The lighting of choice for most paint booths is standard four foot long fluorescent bulbs, usually arranged in fixtures containing either two or four bulbs grouped together. Fluorescents are popular because they produce a very wide spread of light output, which helps to evenly and uniformly illuminate the irregular surfaces of vehicles and thus better reveal imperfections in the surface to be coated. Fluorescent lamps are also popular because they can be had in a variety of color temperatures, which allows paint booth operators to choose lamps according to how well they mimic the natural color of daylight, or how accurately they render the color of the paints being used.
For most paint booth lighting applications, operators prefer a fluorescent lamp with a high color temperature and high color rendering index. The color temperature rating of a lamp denotes where in the light spectrum it radiates the majority of its light output. An incandescent lamp for example has a color temperature of around 2700 Kelvin, which is close to the red end of the light spectrum, hence the yellow or orangish color of the light they produce. A natural white fluorescent on the other hand has a color temperature of around 5500-6000 Kelvin, thus putting its light output closer to the middle of the light spectrum. When we view objects under these different lamps, their colors will appear different due to the spectral properties of the light the lamps produce.
An incandescent lamp with its output heavily skewed into the red end of the light spectrum will tend to reproduce red, orange, and yellow colors well, but do poorly when it comes to rendering blues, greens and whites.

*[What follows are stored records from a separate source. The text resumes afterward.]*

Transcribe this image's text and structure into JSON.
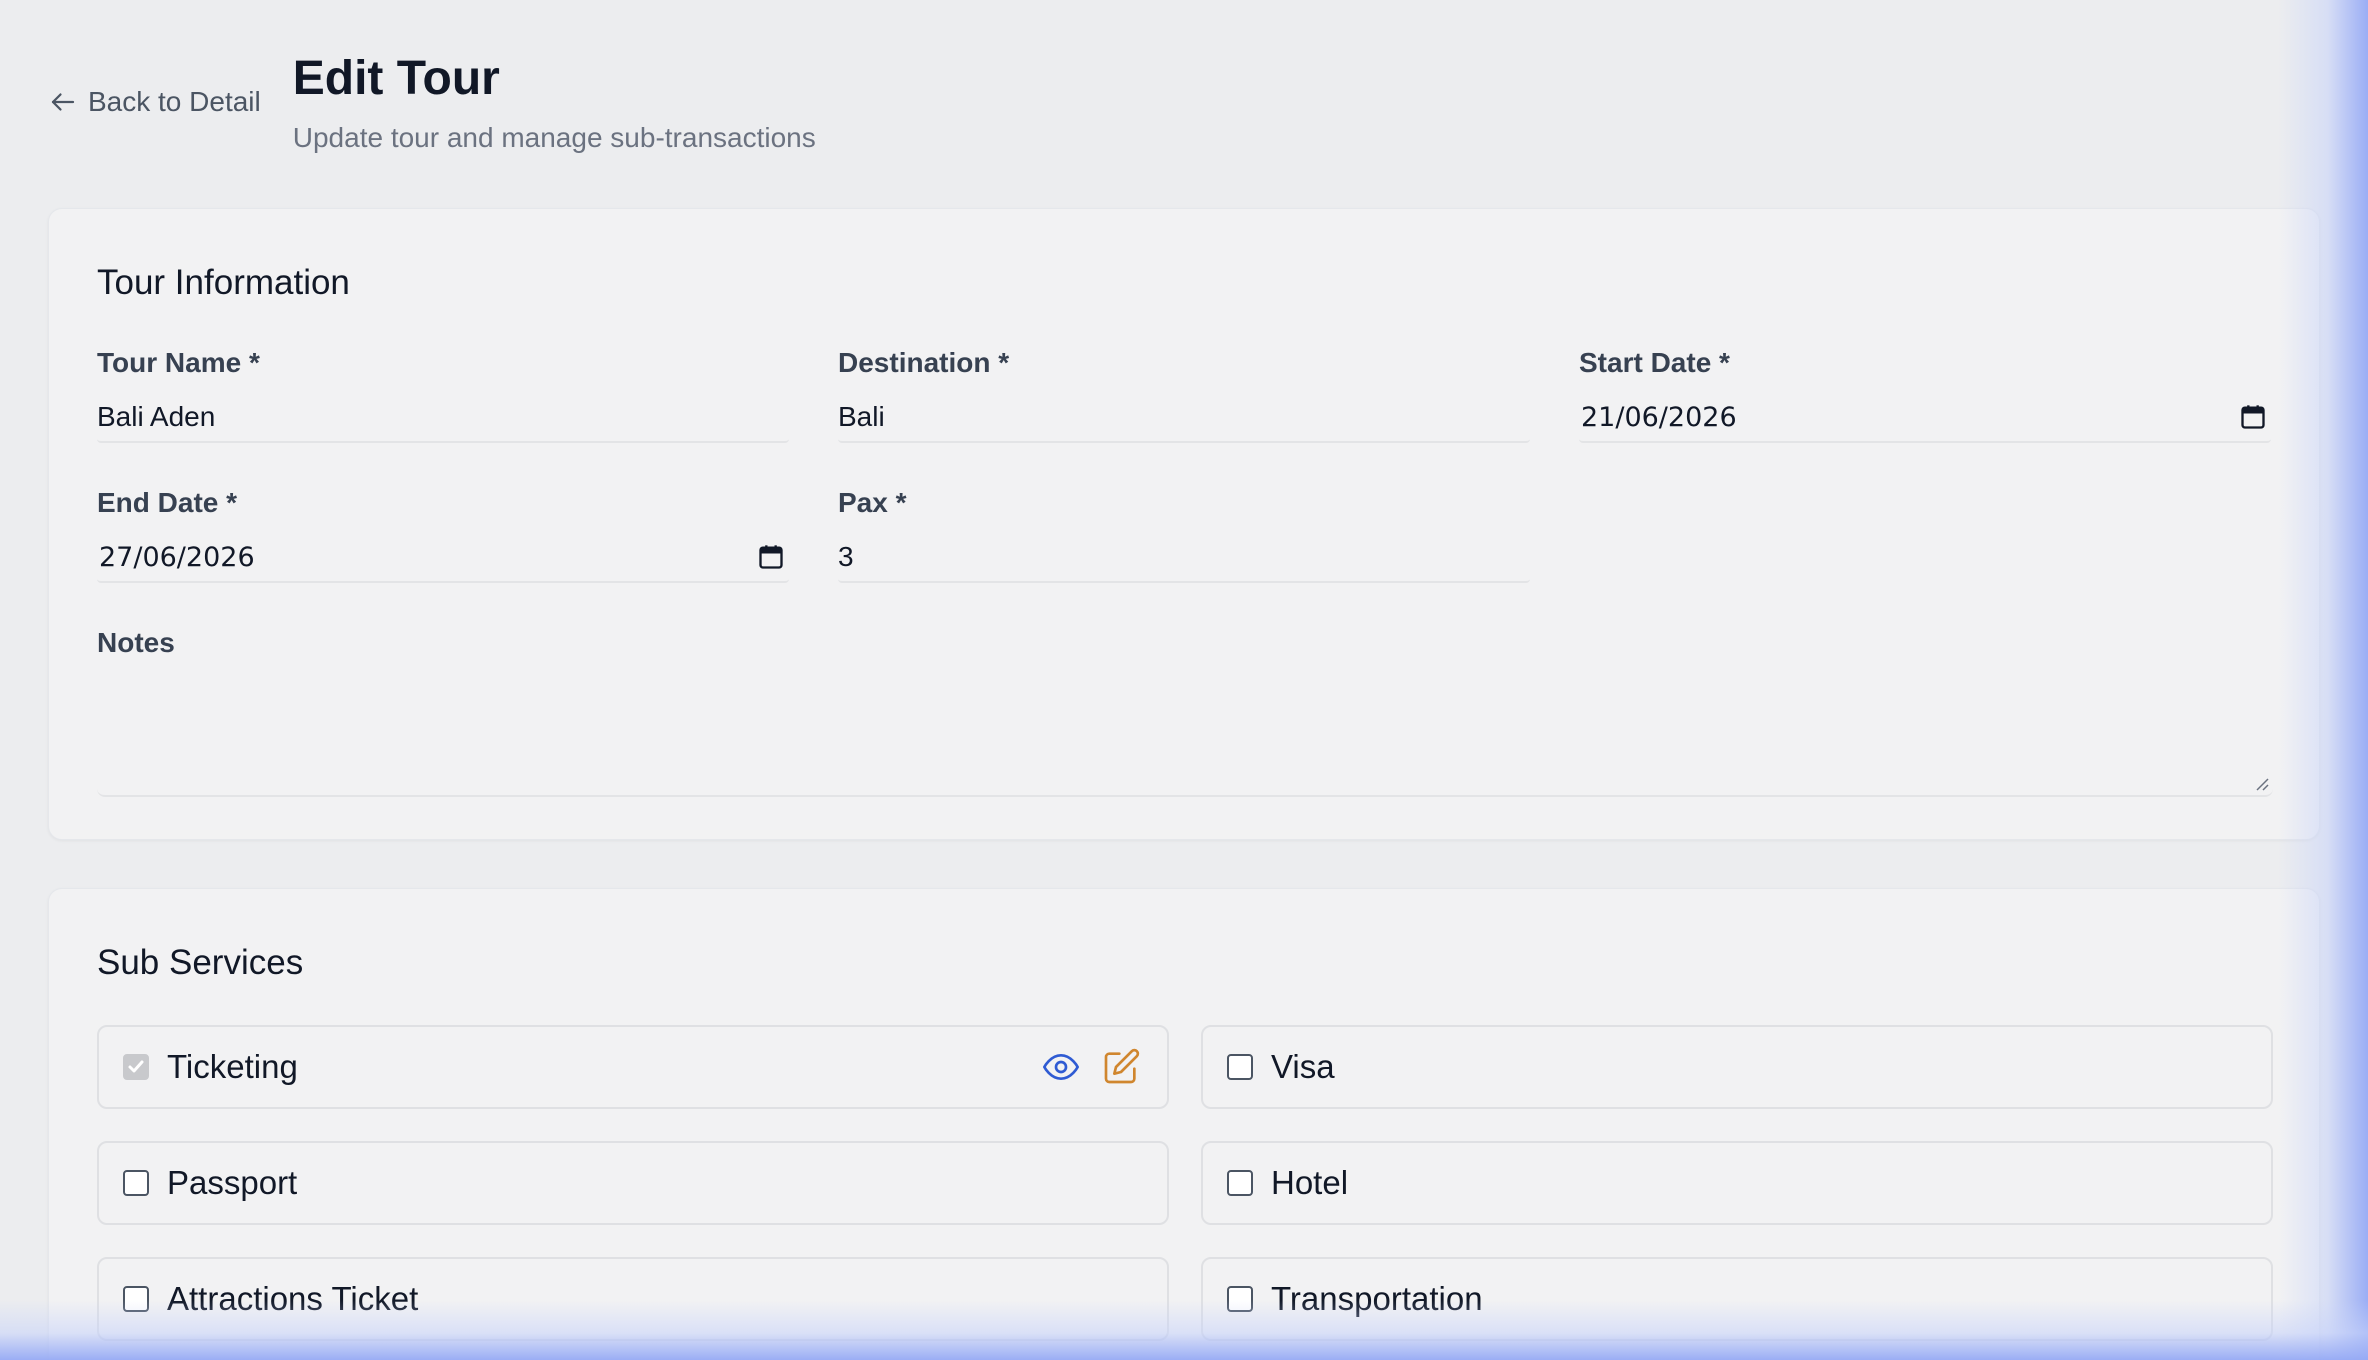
{
  "header": {
    "back_label": "Back to Detail",
    "title": "Edit Tour",
    "subtitle": "Update tour and manage sub-transactions"
  },
  "tour_info": {
    "section_title": "Tour Information",
    "tour_name": {
      "label": "Tour Name *",
      "value": "Bali Aden"
    },
    "destination": {
      "label": "Destination *",
      "value": "Bali"
    },
    "start_date": {
      "label": "Start Date *",
      "value": "21/06/2026"
    },
    "end_date": {
      "label": "End Date *",
      "value": "27/06/2026"
    },
    "pax": {
      "label": "Pax *",
      "value": "3"
    },
    "notes": {
      "label": "Notes",
      "value": ""
    }
  },
  "sub_services": {
    "section_title": "Sub Services",
    "items": [
      {
        "label": "Ticketing",
        "checked": true,
        "icons": [
          "eye-icon",
          "edit-icon"
        ]
      },
      {
        "label": "Visa",
        "checked": false
      },
      {
        "label": "Passport",
        "checked": false
      },
      {
        "label": "Hotel",
        "checked": false
      },
      {
        "label": "Attractions Ticket",
        "checked": false
      },
      {
        "label": "Transportation",
        "checked": false
      }
    ]
  },
  "colors": {
    "view_icon": "#2f5bd3",
    "edit_icon": "#d0862e",
    "glow": "#96aaf5"
  }
}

The natural white fluorescent on the other hand produces light near the middle of the light spectrum and thus will generally reproduce all colors fairly well, with some exceptions. Because of how a bulb produces light, how much of the light spectrum it actually radiates can vary greatly. Although a fluorescent lamp may radiate in the 6000k end of the light spectrum, this does not automatically mean it radiates all the colors of the light spectrum. A fluorescent lamp may be rated at 6500K, but it can also be red deficient, resulting in a lamp that produces somewhat bluish light that poorly renders the true red coloring of an object. In these cases, it is best to choose a lamp that is “full spectrum” with a middle of the range color temperature, meaning it produces the widest possible range of color wavelengths across the light spectrum.
As a result, it is also necessary to consider the color rendering index of a lamp as well. The color rendering index tells us how well a lamp renders the colors of its spectrum. Incandescent lamps have a CRI of 100 despite having poor light quality because they reproduce the colors of their spectrum very well. Thus, if we choose a fluorescent paint booth light with both a mid range color temperature and a high CRI, we can be reasonably assured of good quality light output that will reproduce colors accurately. Generally speaking , for paint booth light it is best to look for lamps with a color rendering index of at least 80 and a color temperature in the 5500-6000K range.

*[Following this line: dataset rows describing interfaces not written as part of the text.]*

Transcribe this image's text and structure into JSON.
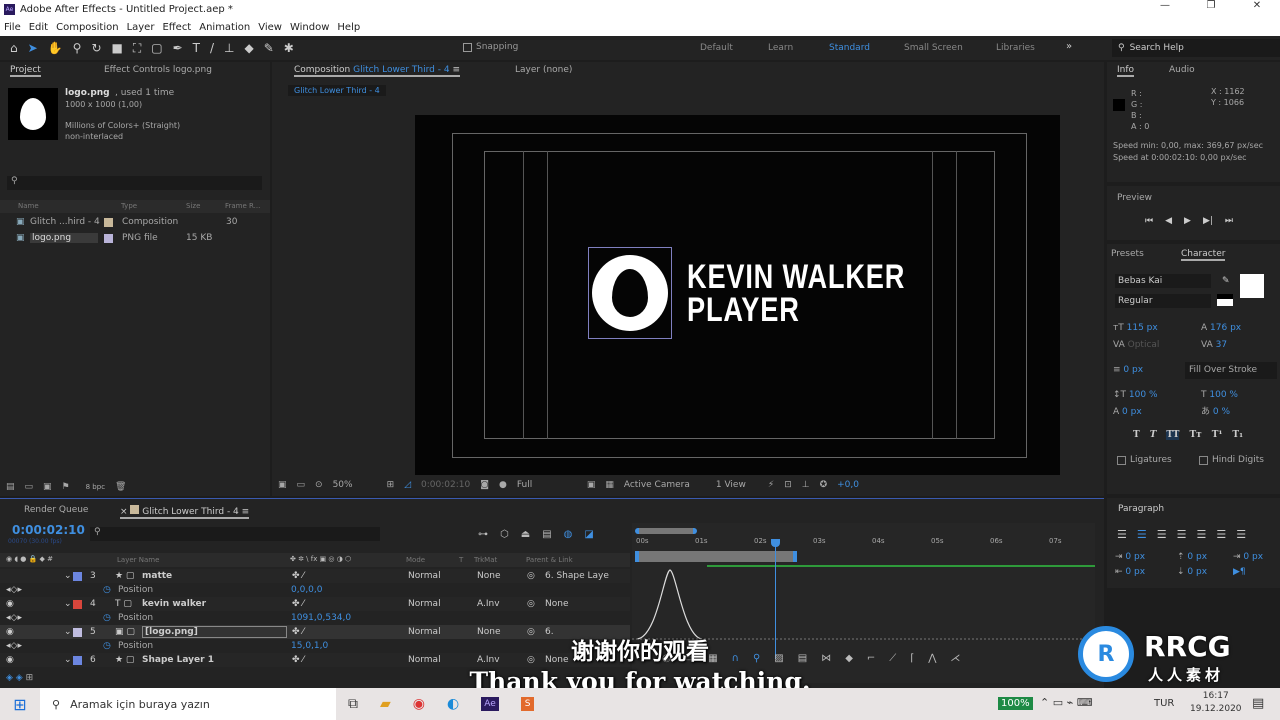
{
  "app": {
    "title": "Adobe After Effects - Untitled Project.aep *",
    "icon": "Ae"
  },
  "menu": [
    "File",
    "Edit",
    "Composition",
    "Layer",
    "Effect",
    "Animation",
    "View",
    "Window",
    "Help"
  ],
  "toolbar": {
    "snapping": "Snapping",
    "workspaces": [
      "Default",
      "Learn",
      "Standard",
      "Small Screen",
      "Libraries"
    ],
    "active_workspace": "Standard",
    "search_placeholder": "Search Help"
  },
  "project": {
    "tab": "Project",
    "effect_tab": "Effect Controls logo.png",
    "asset_name": "logo.png",
    "used": ", used 1 time",
    "dims": "1000 x 1000 (1,00)",
    "colors": "Millions of Colors+ (Straight)",
    "interlace": "non-interlaced",
    "columns": [
      "Name",
      "Type",
      "Size",
      "Frame R..."
    ],
    "items": [
      {
        "name": "Glitch ...hird - 4",
        "type": "Composition",
        "size": "",
        "fps": "30",
        "color": "#c8b89a"
      },
      {
        "name": "logo.png",
        "type": "PNG file",
        "size": "15 KB",
        "fps": "",
        "color": "#b9b3d8"
      }
    ],
    "bpc": "8 bpc"
  },
  "comp": {
    "tab_prefix": "Composition",
    "tab_name": "Glitch Lower Third - 4",
    "layer_tab": "Layer (none)",
    "breadcrumb": "Glitch Lower Third - 4",
    "line1": "KEVIN WALKER",
    "line2": "PLAYER",
    "zoom": "50%",
    "time": "0:00:02:10",
    "resolution": "Full",
    "camera": "Active Camera",
    "views": "1 View",
    "exposure": "+0,0"
  },
  "info": {
    "tab": "Info",
    "audio_tab": "Audio",
    "r": "R :",
    "g": "G :",
    "b": "B :",
    "a": "A : 0",
    "x": "X : 1162",
    "y": "Y : 1066",
    "speed1": "Speed min: 0,00, max: 369,67 px/sec",
    "speed2": "Speed at 0:00:02:10: 0,00 px/sec"
  },
  "preview": {
    "title": "Preview"
  },
  "character": {
    "presets_tab": "Presets",
    "tab": "Character",
    "font": "Bebas Kai",
    "style": "Regular",
    "size": "115 px",
    "leading": "176 px",
    "kerning": "Optical",
    "tracking": "37",
    "stroke": "0 px",
    "stroke_mode": "Fill Over Stroke",
    "vscale": "100 %",
    "hscale": "100 %",
    "baseline": "0 px",
    "tsume": "0 %",
    "ligatures": "Ligatures",
    "hindi": "Hindi Digits"
  },
  "paragraph": {
    "title": "Paragraph",
    "values": [
      "0 px",
      "0 px",
      "0 px",
      "0 px",
      "0 px"
    ]
  },
  "timeline": {
    "render_tab": "Render Queue",
    "comp_tab": "Glitch Lower Third - 4",
    "timecode": "0:00:02:10",
    "frames": "00070 (30.00 fps)",
    "columns": {
      "layer_name": "Layer Name",
      "mode": "Mode",
      "t": "T",
      "trkmat": "TrkMat",
      "parent": "Parent & Link"
    },
    "ruler": [
      "00s",
      "01s",
      "02s",
      "03s",
      "04s",
      "05s",
      "06s",
      "07s"
    ],
    "playhead_seconds": 2.33,
    "layers": [
      {
        "num": "3",
        "type": "star",
        "name": "matte",
        "color": "#6c86e0",
        "mode": "Normal",
        "trkmat": "None",
        "parent": "6. Shape Laye",
        "prop": "Position",
        "value": "0,0,0,0"
      },
      {
        "num": "4",
        "type": "T",
        "name": "kevin walker",
        "color": "#d9463c",
        "mode": "Normal",
        "trkmat": "A.Inv",
        "parent": "None",
        "prop": "Position",
        "value": "1091,0,534,0"
      },
      {
        "num": "5",
        "type": "img",
        "name": "[logo.png]",
        "color": "#c0bde0",
        "mode": "Normal",
        "trkmat": "None",
        "parent": "6.",
        "prop": "Position",
        "value": "15,0,1,0"
      },
      {
        "num": "6",
        "type": "star",
        "name": "Shape Layer 1",
        "color": "#6c86e0",
        "mode": "Normal",
        "trkmat": "A.Inv",
        "parent": "None"
      }
    ]
  },
  "subtitles": {
    "zh": "谢谢你的观看",
    "en": "Thank you for watching."
  },
  "watermark": {
    "logo": "RRCG",
    "sub": "人人素材"
  },
  "taskbar": {
    "search": "Aramak için buraya yazın",
    "battery": "100%",
    "lang": "TUR",
    "time": "16:17",
    "date": "19.12.2020"
  }
}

Positioning of lamps within the paint booth also plays a critical role in how effectively the work space will be illuminated. Since fluorescent lamps are typical long and thin, arranging them around the booth vertically can make it difficult to illuminate the work space effectively. With the lamps arranged vertically, it is easy for the paint booth operators’ body to block most of the output of a lamp when he moves in front of it. Fluorescent paint booth lights are best positioned horizontally, which allows more of their light to radiate onto the work surface even when an object is in front of the fixture. Another good practice is to mount overhead lighting across the upper corners of the booth rather than flat on the ceiling, thus providing the maximum amount of coverage with less potential for shadowing or obstruction.

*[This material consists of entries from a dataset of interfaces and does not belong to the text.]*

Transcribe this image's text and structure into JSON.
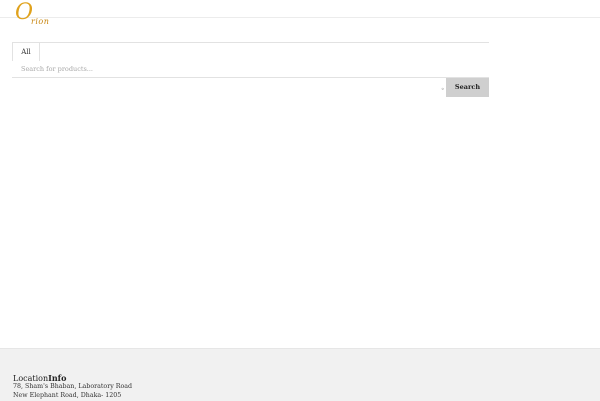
{
  "brand": {
    "logo_initial": "O",
    "logo_rest": "rion"
  },
  "search": {
    "category": "All",
    "placeholder": "Search for products...",
    "button_label": "Search"
  },
  "footer": {
    "title_plain": "Location",
    "title_bold": "Info",
    "address_line1": "78, Sham's Bhaban, Laboratory Road",
    "address_line2": "New Elephant Road, Dhaka- 1205"
  },
  "colors": {
    "logo": "#e0a21c",
    "button_bg": "#cfcfcf",
    "footer_bg": "#f1f1f1"
  }
}
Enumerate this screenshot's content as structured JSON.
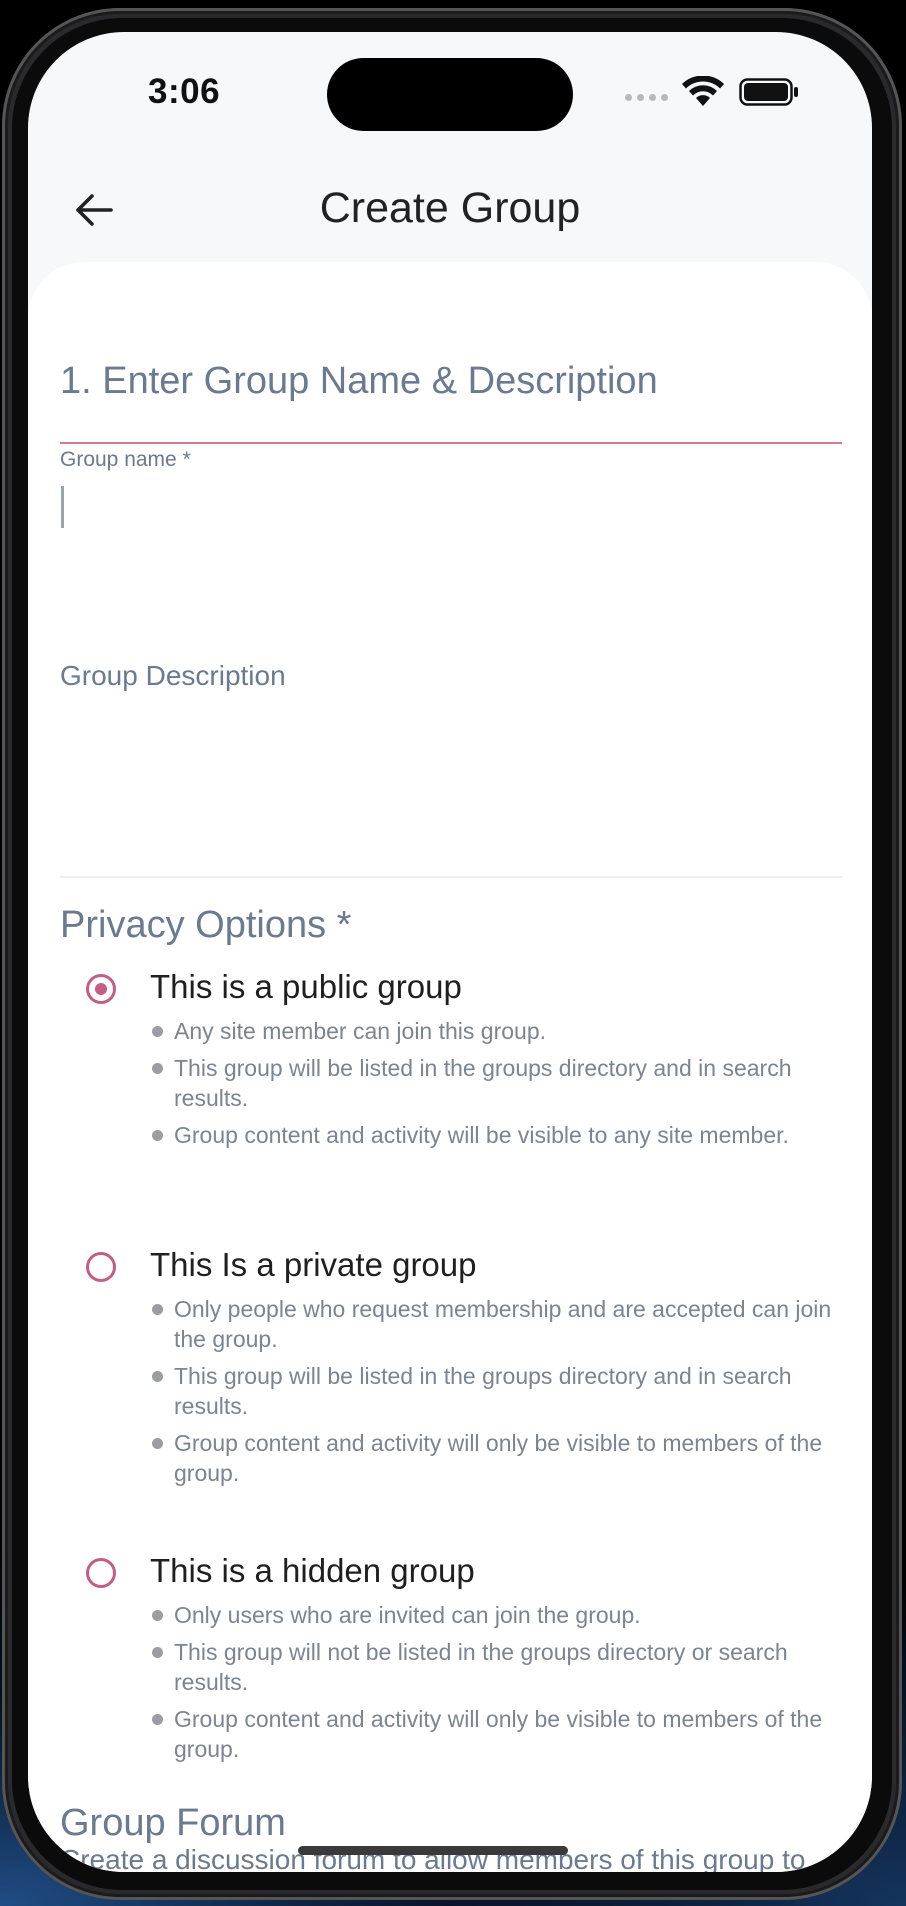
{
  "status_bar": {
    "time": "3:06"
  },
  "header": {
    "title": "Create Group",
    "back_icon": "arrow-left-icon"
  },
  "section_name": {
    "title": "1. Enter Group Name & Description",
    "group_name_label": "Group name *",
    "group_name_value": "",
    "group_description_label": "Group Description",
    "group_description_value": ""
  },
  "privacy": {
    "title": "Privacy Options *",
    "selected": "public",
    "options": [
      {
        "key": "public",
        "label": "This is a public group",
        "bullets": [
          "Any site member can join this group.",
          "This group will be listed in the groups directory and in search results.",
          "Group content and activity will be visible to any site member."
        ]
      },
      {
        "key": "private",
        "label": "This Is a private group",
        "bullets": [
          "Only people who request membership and are accepted can join the group.",
          "This group will be listed in the groups directory and in search results.",
          "Group content and activity will only be visible to members of the group."
        ]
      },
      {
        "key": "hidden",
        "label": "This is a hidden group",
        "bullets": [
          "Only users who are invited can join the group.",
          "This group will not be listed in the groups directory or search results.",
          "Group content and activity will only be visible to members of the group."
        ]
      }
    ]
  },
  "forum": {
    "title": "Group Forum",
    "description": "Create a discussion forum to allow members of this group to"
  },
  "colors": {
    "accent": "#c45e86",
    "muted_text": "#6b7a90"
  }
}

Above all else, a lighting that will be installed within the confines of the booth must be approved for use in hazardous locations. The nature of the materials used and the type of work performed gives paint booths a Class 1 Division 1 rating, meaning lighting approved for regular exposure to flammable or explosive gases and vapors must be used. While it is also popular to install lighting outside of the booth in panels in order to avoid the expense of explosion proof compliant lighting, there are some special considerations that must be considered. For instance, some areas, door openings and exhaust vents for example, pose the potential to allow flammable gases and vapors to escape. As a result, when the spraying system cannot operate unless the ventilation system is switched on, then any lighting within 5 feet horizontally and 3 feet vertically of the opening must be Class 1 Division 2 approved.
For safety purposes, paint booth operators would be best served to consult with the NEC guidelines, particularly articles 500 through 516 in order to be certain their booth is compliant with all current regulations as well as safe for operation.